Work instruction:
I would like each line of the data that holds the word "count" copied out.

Material to process:
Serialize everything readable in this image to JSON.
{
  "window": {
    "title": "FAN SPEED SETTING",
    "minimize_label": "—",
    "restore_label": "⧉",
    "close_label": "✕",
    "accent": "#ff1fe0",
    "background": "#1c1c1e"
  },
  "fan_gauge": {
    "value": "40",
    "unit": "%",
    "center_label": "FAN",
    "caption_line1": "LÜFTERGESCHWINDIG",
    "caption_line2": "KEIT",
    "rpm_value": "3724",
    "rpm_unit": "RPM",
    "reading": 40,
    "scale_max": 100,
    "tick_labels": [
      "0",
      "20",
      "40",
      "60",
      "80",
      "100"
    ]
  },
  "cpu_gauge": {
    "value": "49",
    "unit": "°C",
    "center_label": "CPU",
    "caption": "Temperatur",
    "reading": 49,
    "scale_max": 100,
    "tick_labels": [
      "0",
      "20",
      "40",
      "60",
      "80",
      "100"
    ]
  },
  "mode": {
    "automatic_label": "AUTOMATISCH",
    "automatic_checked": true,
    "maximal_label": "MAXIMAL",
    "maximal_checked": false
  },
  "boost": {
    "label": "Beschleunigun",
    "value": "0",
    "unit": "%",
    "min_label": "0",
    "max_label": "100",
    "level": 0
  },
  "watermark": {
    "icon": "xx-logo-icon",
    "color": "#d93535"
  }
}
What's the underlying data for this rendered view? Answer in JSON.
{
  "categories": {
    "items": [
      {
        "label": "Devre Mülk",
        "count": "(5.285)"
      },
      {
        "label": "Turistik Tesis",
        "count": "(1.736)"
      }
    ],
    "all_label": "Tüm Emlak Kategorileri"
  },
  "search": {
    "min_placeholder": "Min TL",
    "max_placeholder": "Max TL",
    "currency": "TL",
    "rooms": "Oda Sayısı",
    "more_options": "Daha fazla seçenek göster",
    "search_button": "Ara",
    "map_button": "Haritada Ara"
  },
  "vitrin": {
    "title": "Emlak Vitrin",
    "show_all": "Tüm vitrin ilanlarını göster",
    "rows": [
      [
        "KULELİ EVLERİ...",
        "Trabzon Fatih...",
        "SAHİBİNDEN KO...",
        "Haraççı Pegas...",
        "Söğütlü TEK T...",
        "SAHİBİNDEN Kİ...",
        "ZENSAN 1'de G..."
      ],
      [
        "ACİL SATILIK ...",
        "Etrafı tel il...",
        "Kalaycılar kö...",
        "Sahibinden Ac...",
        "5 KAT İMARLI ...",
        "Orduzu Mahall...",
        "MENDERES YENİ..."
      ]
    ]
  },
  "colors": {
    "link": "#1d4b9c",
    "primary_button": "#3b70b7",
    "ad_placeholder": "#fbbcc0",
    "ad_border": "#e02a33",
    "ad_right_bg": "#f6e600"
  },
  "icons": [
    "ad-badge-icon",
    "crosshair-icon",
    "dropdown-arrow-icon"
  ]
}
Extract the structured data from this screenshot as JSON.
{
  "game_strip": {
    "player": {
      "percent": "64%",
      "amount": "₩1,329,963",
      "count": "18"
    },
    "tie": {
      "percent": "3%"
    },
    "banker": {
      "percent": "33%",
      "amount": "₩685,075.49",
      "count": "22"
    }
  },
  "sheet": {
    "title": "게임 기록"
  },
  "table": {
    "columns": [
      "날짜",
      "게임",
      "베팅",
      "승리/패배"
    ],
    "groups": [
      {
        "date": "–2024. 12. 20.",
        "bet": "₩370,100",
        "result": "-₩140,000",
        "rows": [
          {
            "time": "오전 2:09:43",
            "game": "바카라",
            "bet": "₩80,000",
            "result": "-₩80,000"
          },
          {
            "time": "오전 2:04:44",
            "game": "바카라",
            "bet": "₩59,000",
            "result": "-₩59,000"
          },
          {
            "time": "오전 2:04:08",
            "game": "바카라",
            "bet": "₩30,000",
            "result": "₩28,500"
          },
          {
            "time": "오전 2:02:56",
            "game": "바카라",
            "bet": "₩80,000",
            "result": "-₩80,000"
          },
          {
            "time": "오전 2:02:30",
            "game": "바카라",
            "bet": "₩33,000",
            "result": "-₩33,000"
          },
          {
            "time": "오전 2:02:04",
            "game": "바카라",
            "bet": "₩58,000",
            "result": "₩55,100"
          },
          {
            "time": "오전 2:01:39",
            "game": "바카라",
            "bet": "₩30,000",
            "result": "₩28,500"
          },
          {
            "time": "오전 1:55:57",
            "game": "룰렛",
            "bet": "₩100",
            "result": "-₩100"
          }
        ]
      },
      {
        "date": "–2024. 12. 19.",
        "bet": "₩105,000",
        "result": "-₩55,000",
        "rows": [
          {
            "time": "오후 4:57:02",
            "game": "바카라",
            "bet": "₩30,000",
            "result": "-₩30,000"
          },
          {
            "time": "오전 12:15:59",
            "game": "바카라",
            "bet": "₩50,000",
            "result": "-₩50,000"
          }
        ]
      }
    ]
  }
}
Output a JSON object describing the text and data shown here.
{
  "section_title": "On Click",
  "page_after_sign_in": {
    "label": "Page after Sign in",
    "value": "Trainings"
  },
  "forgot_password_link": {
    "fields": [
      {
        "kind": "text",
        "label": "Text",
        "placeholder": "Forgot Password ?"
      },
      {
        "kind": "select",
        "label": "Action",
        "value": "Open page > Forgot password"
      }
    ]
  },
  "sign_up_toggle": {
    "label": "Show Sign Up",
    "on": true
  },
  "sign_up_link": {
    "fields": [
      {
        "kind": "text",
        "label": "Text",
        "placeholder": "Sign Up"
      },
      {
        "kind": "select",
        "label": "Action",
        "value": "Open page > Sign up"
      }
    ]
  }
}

Task result:
        "count": "(5.285)"
        "count": "(1.736)"
      "count": "18"
      "count": "22"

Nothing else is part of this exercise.